Other businesses in the park include Tosaf, an Israeli company that produces additives and compounds for the plastics industry, with a payroll of more than 100. Hunter Douglas employs about 200 people at its plant that manufactures designer window shades. And Advanced Drainage Systems, with a staff of about 200, is one of the largest polyethylene pipe and fittings manufacturers in the country.
Outside the business park, on the west side of town, is a 900-acre lithium plant owned by Philadelphia-based Livent, formerly FMC Lithium. It opened in the 1950s. In late 2020, the company completed an $18 million expansion to boost lithium production by 50% and create 30 jobs, bringing total employment to about 270. During the groundbreaking in October 2019, Livent CEO Paul Graves said, “Bessemer City is one of the cornerstones of Livent’s business and is becoming increasingly more important to many of our customers who want the flexibility of sourcing their lithium products from the Western Hemisphere.” Livent’s Bessemer City plant makes three types of lithium, including the lithium metal that’s used in high-performance batteries.
MAKING A COMEBACK
Given the surge in lithium demand, the growth at the business park, the snazzy plans for the old textile factory, and the town’s prime location along Interstate 85 only 30 miles west of Charlotte, Town Manager James Inman says, “We feel like we’re just on the cusp of getting to the mountaintop.” On top of all that, Bessemer City is banking on the 40-acre Stinger Park to be another game changer.
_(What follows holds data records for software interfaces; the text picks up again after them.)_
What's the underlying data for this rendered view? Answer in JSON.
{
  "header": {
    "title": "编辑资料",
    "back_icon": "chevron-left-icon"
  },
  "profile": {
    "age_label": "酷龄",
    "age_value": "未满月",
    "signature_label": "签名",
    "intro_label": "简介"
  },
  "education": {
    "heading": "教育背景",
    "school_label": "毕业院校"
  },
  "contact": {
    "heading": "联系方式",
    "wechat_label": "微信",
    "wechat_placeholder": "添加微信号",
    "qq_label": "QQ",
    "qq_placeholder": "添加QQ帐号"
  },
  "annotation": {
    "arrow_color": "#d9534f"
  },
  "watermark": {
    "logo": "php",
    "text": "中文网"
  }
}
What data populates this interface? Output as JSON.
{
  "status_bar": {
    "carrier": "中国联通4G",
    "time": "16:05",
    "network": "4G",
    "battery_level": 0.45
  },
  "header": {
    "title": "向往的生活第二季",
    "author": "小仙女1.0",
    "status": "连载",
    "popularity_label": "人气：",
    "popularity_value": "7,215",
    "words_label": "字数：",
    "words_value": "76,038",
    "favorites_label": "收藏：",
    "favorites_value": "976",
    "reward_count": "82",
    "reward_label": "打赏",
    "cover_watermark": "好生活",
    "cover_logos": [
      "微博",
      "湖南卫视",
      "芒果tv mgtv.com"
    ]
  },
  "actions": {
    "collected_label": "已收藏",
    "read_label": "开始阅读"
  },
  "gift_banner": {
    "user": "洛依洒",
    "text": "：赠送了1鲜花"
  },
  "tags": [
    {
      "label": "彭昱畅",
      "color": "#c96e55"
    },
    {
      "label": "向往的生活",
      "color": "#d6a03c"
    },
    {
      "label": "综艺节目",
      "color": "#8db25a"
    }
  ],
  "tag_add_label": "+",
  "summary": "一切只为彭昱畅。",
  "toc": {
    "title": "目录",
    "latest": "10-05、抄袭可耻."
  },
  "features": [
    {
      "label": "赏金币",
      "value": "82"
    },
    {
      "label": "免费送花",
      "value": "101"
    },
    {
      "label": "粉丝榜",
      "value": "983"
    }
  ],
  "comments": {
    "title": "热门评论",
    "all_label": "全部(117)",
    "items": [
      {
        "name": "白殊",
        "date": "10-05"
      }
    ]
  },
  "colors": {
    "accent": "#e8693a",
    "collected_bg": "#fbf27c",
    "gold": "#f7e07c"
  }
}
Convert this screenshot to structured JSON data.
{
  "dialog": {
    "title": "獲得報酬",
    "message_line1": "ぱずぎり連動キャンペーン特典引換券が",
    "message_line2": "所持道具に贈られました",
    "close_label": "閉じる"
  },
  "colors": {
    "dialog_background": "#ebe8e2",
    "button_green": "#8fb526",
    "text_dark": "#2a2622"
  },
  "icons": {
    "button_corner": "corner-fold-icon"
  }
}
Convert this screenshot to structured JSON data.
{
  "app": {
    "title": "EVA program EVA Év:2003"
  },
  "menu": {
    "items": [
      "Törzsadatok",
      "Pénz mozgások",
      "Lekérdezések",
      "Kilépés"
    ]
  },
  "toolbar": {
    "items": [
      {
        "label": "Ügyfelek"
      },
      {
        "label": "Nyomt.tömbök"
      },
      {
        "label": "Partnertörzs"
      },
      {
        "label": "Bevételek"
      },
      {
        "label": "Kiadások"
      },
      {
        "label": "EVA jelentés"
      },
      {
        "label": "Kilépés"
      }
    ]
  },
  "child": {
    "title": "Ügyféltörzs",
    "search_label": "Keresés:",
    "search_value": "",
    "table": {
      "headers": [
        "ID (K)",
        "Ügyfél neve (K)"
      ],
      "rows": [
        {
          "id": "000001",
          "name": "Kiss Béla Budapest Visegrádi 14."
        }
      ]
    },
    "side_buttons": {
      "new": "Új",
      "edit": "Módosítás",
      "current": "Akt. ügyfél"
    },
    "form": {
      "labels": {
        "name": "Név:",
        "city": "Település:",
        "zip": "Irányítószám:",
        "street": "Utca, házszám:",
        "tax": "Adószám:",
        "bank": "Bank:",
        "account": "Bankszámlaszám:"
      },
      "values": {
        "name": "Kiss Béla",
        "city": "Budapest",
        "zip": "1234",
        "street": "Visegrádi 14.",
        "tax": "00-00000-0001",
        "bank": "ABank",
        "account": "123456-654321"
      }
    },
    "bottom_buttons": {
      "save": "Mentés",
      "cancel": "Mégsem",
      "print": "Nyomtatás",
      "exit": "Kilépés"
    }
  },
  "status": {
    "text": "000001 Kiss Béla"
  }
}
Still under construction, it will include three tournament baseball and softball fields, along with two multipurpose fields. Town leaders see it attracting regional baseball tournaments and spurring housing developments on surrounding land.
“Even though we’re a small community, we can still attract some pretty big players,” Inman says, noting that three buildings were bought in late 2020, with two of them to become restaurants. He’d like to see a brewery come to town and tap into the outdoorsy crowd that flocks to nearby Crowders Mountain State Park, one of the busiest state parks in North Carolina.
The mountain, with its craggy ridgeline and wooded slopes, looms on the southern horizon — a tangible, ever-present metaphor for Bessemer City’s aspirations. The smokestack of the old factory also looms, a daily reminder of how yesterday can be refashioned into today and carry a forward-thinking town into tomorrow. The brown vines and weeds will be cleared, and new growth is sure to take root. ■